• Exercise requirements
Set every line of the data down again exactly, and keep the pictures out.
━━━━━━━━━━
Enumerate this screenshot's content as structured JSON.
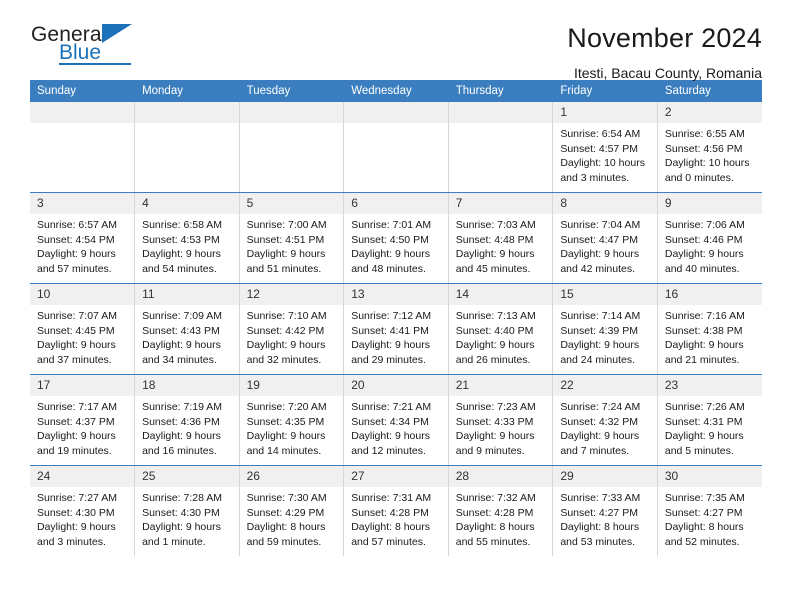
{
  "logo": {
    "word_one": "General",
    "word_two": "Blue",
    "triangle_color": "#1c72b8"
  },
  "header": {
    "title": "November 2024",
    "subtitle": "Itesti, Bacau County, Romania"
  },
  "theme": {
    "header_blue": "#3a7ebf",
    "daynum_band": "#f0f0f0",
    "cell_divider": "#d7d7d7"
  },
  "weekdays": [
    "Sunday",
    "Monday",
    "Tuesday",
    "Wednesday",
    "Thursday",
    "Friday",
    "Saturday"
  ],
  "weeks": [
    [
      {
        "day": "",
        "empty": true
      },
      {
        "day": "",
        "empty": true
      },
      {
        "day": "",
        "empty": true
      },
      {
        "day": "",
        "empty": true
      },
      {
        "day": "",
        "empty": true
      },
      {
        "day": "1",
        "sunrise": "Sunrise: 6:54 AM",
        "sunset": "Sunset: 4:57 PM",
        "daylight_line1": "Daylight: 10 hours",
        "daylight_line2": "and 3 minutes."
      },
      {
        "day": "2",
        "sunrise": "Sunrise: 6:55 AM",
        "sunset": "Sunset: 4:56 PM",
        "daylight_line1": "Daylight: 10 hours",
        "daylight_line2": "and 0 minutes."
      }
    ],
    [
      {
        "day": "3",
        "sunrise": "Sunrise: 6:57 AM",
        "sunset": "Sunset: 4:54 PM",
        "daylight_line1": "Daylight: 9 hours",
        "daylight_line2": "and 57 minutes."
      },
      {
        "day": "4",
        "sunrise": "Sunrise: 6:58 AM",
        "sunset": "Sunset: 4:53 PM",
        "daylight_line1": "Daylight: 9 hours",
        "daylight_line2": "and 54 minutes."
      },
      {
        "day": "5",
        "sunrise": "Sunrise: 7:00 AM",
        "sunset": "Sunset: 4:51 PM",
        "daylight_line1": "Daylight: 9 hours",
        "daylight_line2": "and 51 minutes."
      },
      {
        "day": "6",
        "sunrise": "Sunrise: 7:01 AM",
        "sunset": "Sunset: 4:50 PM",
        "daylight_line1": "Daylight: 9 hours",
        "daylight_line2": "and 48 minutes."
      },
      {
        "day": "7",
        "sunrise": "Sunrise: 7:03 AM",
        "sunset": "Sunset: 4:48 PM",
        "daylight_line1": "Daylight: 9 hours",
        "daylight_line2": "and 45 minutes."
      },
      {
        "day": "8",
        "sunrise": "Sunrise: 7:04 AM",
        "sunset": "Sunset: 4:47 PM",
        "daylight_line1": "Daylight: 9 hours",
        "daylight_line2": "and 42 minutes."
      },
      {
        "day": "9",
        "sunrise": "Sunrise: 7:06 AM",
        "sunset": "Sunset: 4:46 PM",
        "daylight_line1": "Daylight: 9 hours",
        "daylight_line2": "and 40 minutes."
      }
    ],
    [
      {
        "day": "10",
        "sunrise": "Sunrise: 7:07 AM",
        "sunset": "Sunset: 4:45 PM",
        "daylight_line1": "Daylight: 9 hours",
        "daylight_line2": "and 37 minutes."
      },
      {
        "day": "11",
        "sunrise": "Sunrise: 7:09 AM",
        "sunset": "Sunset: 4:43 PM",
        "daylight_line1": "Daylight: 9 hours",
        "daylight_line2": "and 34 minutes."
      },
      {
        "day": "12",
        "sunrise": "Sunrise: 7:10 AM",
        "sunset": "Sunset: 4:42 PM",
        "daylight_line1": "Daylight: 9 hours",
        "daylight_line2": "and 32 minutes."
      },
      {
        "day": "13",
        "sunrise": "Sunrise: 7:12 AM",
        "sunset": "Sunset: 4:41 PM",
        "daylight_line1": "Daylight: 9 hours",
        "daylight_line2": "and 29 minutes."
      },
      {
        "day": "14",
        "sunrise": "Sunrise: 7:13 AM",
        "sunset": "Sunset: 4:40 PM",
        "daylight_line1": "Daylight: 9 hours",
        "daylight_line2": "and 26 minutes."
      },
      {
        "day": "15",
        "sunrise": "Sunrise: 7:14 AM",
        "sunset": "Sunset: 4:39 PM",
        "daylight_line1": "Daylight: 9 hours",
        "daylight_line2": "and 24 minutes."
      },
      {
        "day": "16",
        "sunrise": "Sunrise: 7:16 AM",
        "sunset": "Sunset: 4:38 PM",
        "daylight_line1": "Daylight: 9 hours",
        "daylight_line2": "and 21 minutes."
      }
    ],
    [
      {
        "day": "17",
        "sunrise": "Sunrise: 7:17 AM",
        "sunset": "Sunset: 4:37 PM",
        "daylight_line1": "Daylight: 9 hours",
        "daylight_line2": "and 19 minutes."
      },
      {
        "day": "18",
        "sunrise": "Sunrise: 7:19 AM",
        "sunset": "Sunset: 4:36 PM",
        "daylight_line1": "Daylight: 9 hours",
        "daylight_line2": "and 16 minutes."
      },
      {
        "day": "19",
        "sunrise": "Sunrise: 7:20 AM",
        "sunset": "Sunset: 4:35 PM",
        "daylight_line1": "Daylight: 9 hours",
        "daylight_line2": "and 14 minutes."
      },
      {
        "day": "20",
        "sunrise": "Sunrise: 7:21 AM",
        "sunset": "Sunset: 4:34 PM",
        "daylight_line1": "Daylight: 9 hours",
        "daylight_line2": "and 12 minutes."
      },
      {
        "day": "21",
        "sunrise": "Sunrise: 7:23 AM",
        "sunset": "Sunset: 4:33 PM",
        "daylight_line1": "Daylight: 9 hours",
        "daylight_line2": "and 9 minutes."
      },
      {
        "day": "22",
        "sunrise": "Sunrise: 7:24 AM",
        "sunset": "Sunset: 4:32 PM",
        "daylight_line1": "Daylight: 9 hours",
        "daylight_line2": "and 7 minutes."
      },
      {
        "day": "23",
        "sunrise": "Sunrise: 7:26 AM",
        "sunset": "Sunset: 4:31 PM",
        "daylight_line1": "Daylight: 9 hours",
        "daylight_line2": "and 5 minutes."
      }
    ],
    [
      {
        "day": "24",
        "sunrise": "Sunrise: 7:27 AM",
        "sunset": "Sunset: 4:30 PM",
        "daylight_line1": "Daylight: 9 hours",
        "daylight_line2": "and 3 minutes."
      },
      {
        "day": "25",
        "sunrise": "Sunrise: 7:28 AM",
        "sunset": "Sunset: 4:30 PM",
        "daylight_line1": "Daylight: 9 hours",
        "daylight_line2": "and 1 minute."
      },
      {
        "day": "26",
        "sunrise": "Sunrise: 7:30 AM",
        "sunset": "Sunset: 4:29 PM",
        "daylight_line1": "Daylight: 8 hours",
        "daylight_line2": "and 59 minutes."
      },
      {
        "day": "27",
        "sunrise": "Sunrise: 7:31 AM",
        "sunset": "Sunset: 4:28 PM",
        "daylight_line1": "Daylight: 8 hours",
        "daylight_line2": "and 57 minutes."
      },
      {
        "day": "28",
        "sunrise": "Sunrise: 7:32 AM",
        "sunset": "Sunset: 4:28 PM",
        "daylight_line1": "Daylight: 8 hours",
        "daylight_line2": "and 55 minutes."
      },
      {
        "day": "29",
        "sunrise": "Sunrise: 7:33 AM",
        "sunset": "Sunset: 4:27 PM",
        "daylight_line1": "Daylight: 8 hours",
        "daylight_line2": "and 53 minutes."
      },
      {
        "day": "30",
        "sunrise": "Sunrise: 7:35 AM",
        "sunset": "Sunset: 4:27 PM",
        "daylight_line1": "Daylight: 8 hours",
        "daylight_line2": "and 52 minutes."
      }
    ]
  ]
}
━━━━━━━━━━
• Answer section
Enumerate this screenshot's content as structured JSON.
{
  "logo": {
    "word_one": "General",
    "word_two": "Blue",
    "triangle_color": "#1c72b8"
  },
  "header": {
    "title": "November 2024",
    "subtitle": "Itesti, Bacau County, Romania"
  },
  "theme": {
    "header_blue": "#3a7ebf",
    "daynum_band": "#f0f0f0",
    "cell_divider": "#d7d7d7"
  },
  "weekdays": [
    "Sunday",
    "Monday",
    "Tuesday",
    "Wednesday",
    "Thursday",
    "Friday",
    "Saturday"
  ],
  "weeks": [
    [
      {
        "day": "",
        "empty": true
      },
      {
        "day": "",
        "empty": true
      },
      {
        "day": "",
        "empty": true
      },
      {
        "day": "",
        "empty": true
      },
      {
        "day": "",
        "empty": true
      },
      {
        "day": "1",
        "sunrise": "Sunrise: 6:54 AM",
        "sunset": "Sunset: 4:57 PM",
        "daylight_line1": "Daylight: 10 hours",
        "daylight_line2": "and 3 minutes."
      },
      {
        "day": "2",
        "sunrise": "Sunrise: 6:55 AM",
        "sunset": "Sunset: 4:56 PM",
        "daylight_line1": "Daylight: 10 hours",
        "daylight_line2": "and 0 minutes."
      }
    ],
    [
      {
        "day": "3",
        "sunrise": "Sunrise: 6:57 AM",
        "sunset": "Sunset: 4:54 PM",
        "daylight_line1": "Daylight: 9 hours",
        "daylight_line2": "and 57 minutes."
      },
      {
        "day": "4",
        "sunrise": "Sunrise: 6:58 AM",
        "sunset": "Sunset: 4:53 PM",
        "daylight_line1": "Daylight: 9 hours",
        "daylight_line2": "and 54 minutes."
      },
      {
        "day": "5",
        "sunrise": "Sunrise: 7:00 AM",
        "sunset": "Sunset: 4:51 PM",
        "daylight_line1": "Daylight: 9 hours",
        "daylight_line2": "and 51 minutes."
      },
      {
        "day": "6",
        "sunrise": "Sunrise: 7:01 AM",
        "sunset": "Sunset: 4:50 PM",
        "daylight_line1": "Daylight: 9 hours",
        "daylight_line2": "and 48 minutes."
      },
      {
        "day": "7",
        "sunrise": "Sunrise: 7:03 AM",
        "sunset": "Sunset: 4:48 PM",
        "daylight_line1": "Daylight: 9 hours",
        "daylight_line2": "and 45 minutes."
      },
      {
        "day": "8",
        "sunrise": "Sunrise: 7:04 AM",
        "sunset": "Sunset: 4:47 PM",
        "daylight_line1": "Daylight: 9 hours",
        "daylight_line2": "and 42 minutes."
      },
      {
        "day": "9",
        "sunrise": "Sunrise: 7:06 AM",
        "sunset": "Sunset: 4:46 PM",
        "daylight_line1": "Daylight: 9 hours",
        "daylight_line2": "and 40 minutes."
      }
    ],
    [
      {
        "day": "10",
        "sunrise": "Sunrise: 7:07 AM",
        "sunset": "Sunset: 4:45 PM",
        "daylight_line1": "Daylight: 9 hours",
        "daylight_line2": "and 37 minutes."
      },
      {
        "day": "11",
        "sunrise": "Sunrise: 7:09 AM",
        "sunset": "Sunset: 4:43 PM",
        "daylight_line1": "Daylight: 9 hours",
        "daylight_line2": "and 34 minutes."
      },
      {
        "day": "12",
        "sunrise": "Sunrise: 7:10 AM",
        "sunset": "Sunset: 4:42 PM",
        "daylight_line1": "Daylight: 9 hours",
        "daylight_line2": "and 32 minutes."
      },
      {
        "day": "13",
        "sunrise": "Sunrise: 7:12 AM",
        "sunset": "Sunset: 4:41 PM",
        "daylight_line1": "Daylight: 9 hours",
        "daylight_line2": "and 29 minutes."
      },
      {
        "day": "14",
        "sunrise": "Sunrise: 7:13 AM",
        "sunset": "Sunset: 4:40 PM",
        "daylight_line1": "Daylight: 9 hours",
        "daylight_line2": "and 26 minutes."
      },
      {
        "day": "15",
        "sunrise": "Sunrise: 7:14 AM",
        "sunset": "Sunset: 4:39 PM",
        "daylight_line1": "Daylight: 9 hours",
        "daylight_line2": "and 24 minutes."
      },
      {
        "day": "16",
        "sunrise": "Sunrise: 7:16 AM",
        "sunset": "Sunset: 4:38 PM",
        "daylight_line1": "Daylight: 9 hours",
        "daylight_line2": "and 21 minutes."
      }
    ],
    [
      {
        "day": "17",
        "sunrise": "Sunrise: 7:17 AM",
        "sunset": "Sunset: 4:37 PM",
        "daylight_line1": "Daylight: 9 hours",
        "daylight_line2": "and 19 minutes."
      },
      {
        "day": "18",
        "sunrise": "Sunrise: 7:19 AM",
        "sunset": "Sunset: 4:36 PM",
        "daylight_line1": "Daylight: 9 hours",
        "daylight_line2": "and 16 minutes."
      },
      {
        "day": "19",
        "sunrise": "Sunrise: 7:20 AM",
        "sunset": "Sunset: 4:35 PM",
        "daylight_line1": "Daylight: 9 hours",
        "daylight_line2": "and 14 minutes."
      },
      {
        "day": "20",
        "sunrise": "Sunrise: 7:21 AM",
        "sunset": "Sunset: 4:34 PM",
        "daylight_line1": "Daylight: 9 hours",
        "daylight_line2": "and 12 minutes."
      },
      {
        "day": "21",
        "sunrise": "Sunrise: 7:23 AM",
        "sunset": "Sunset: 4:33 PM",
        "daylight_line1": "Daylight: 9 hours",
        "daylight_line2": "and 9 minutes."
      },
      {
        "day": "22",
        "sunrise": "Sunrise: 7:24 AM",
        "sunset": "Sunset: 4:32 PM",
        "daylight_line1": "Daylight: 9 hours",
        "daylight_line2": "and 7 minutes."
      },
      {
        "day": "23",
        "sunrise": "Sunrise: 7:26 AM",
        "sunset": "Sunset: 4:31 PM",
        "daylight_line1": "Daylight: 9 hours",
        "daylight_line2": "and 5 minutes."
      }
    ],
    [
      {
        "day": "24",
        "sunrise": "Sunrise: 7:27 AM",
        "sunset": "Sunset: 4:30 PM",
        "daylight_line1": "Daylight: 9 hours",
        "daylight_line2": "and 3 minutes."
      },
      {
        "day": "25",
        "sunrise": "Sunrise: 7:28 AM",
        "sunset": "Sunset: 4:30 PM",
        "daylight_line1": "Daylight: 9 hours",
        "daylight_line2": "and 1 minute."
      },
      {
        "day": "26",
        "sunrise": "Sunrise: 7:30 AM",
        "sunset": "Sunset: 4:29 PM",
        "daylight_line1": "Daylight: 8 hours",
        "daylight_line2": "and 59 minutes."
      },
      {
        "day": "27",
        "sunrise": "Sunrise: 7:31 AM",
        "sunset": "Sunset: 4:28 PM",
        "daylight_line1": "Daylight: 8 hours",
        "daylight_line2": "and 57 minutes."
      },
      {
        "day": "28",
        "sunrise": "Sunrise: 7:32 AM",
        "sunset": "Sunset: 4:28 PM",
        "daylight_line1": "Daylight: 8 hours",
        "daylight_line2": "and 55 minutes."
      },
      {
        "day": "29",
        "sunrise": "Sunrise: 7:33 AM",
        "sunset": "Sunset: 4:27 PM",
        "daylight_line1": "Daylight: 8 hours",
        "daylight_line2": "and 53 minutes."
      },
      {
        "day": "30",
        "sunrise": "Sunrise: 7:35 AM",
        "sunset": "Sunset: 4:27 PM",
        "daylight_line1": "Daylight: 8 hours",
        "daylight_line2": "and 52 minutes."
      }
    ]
  ]
}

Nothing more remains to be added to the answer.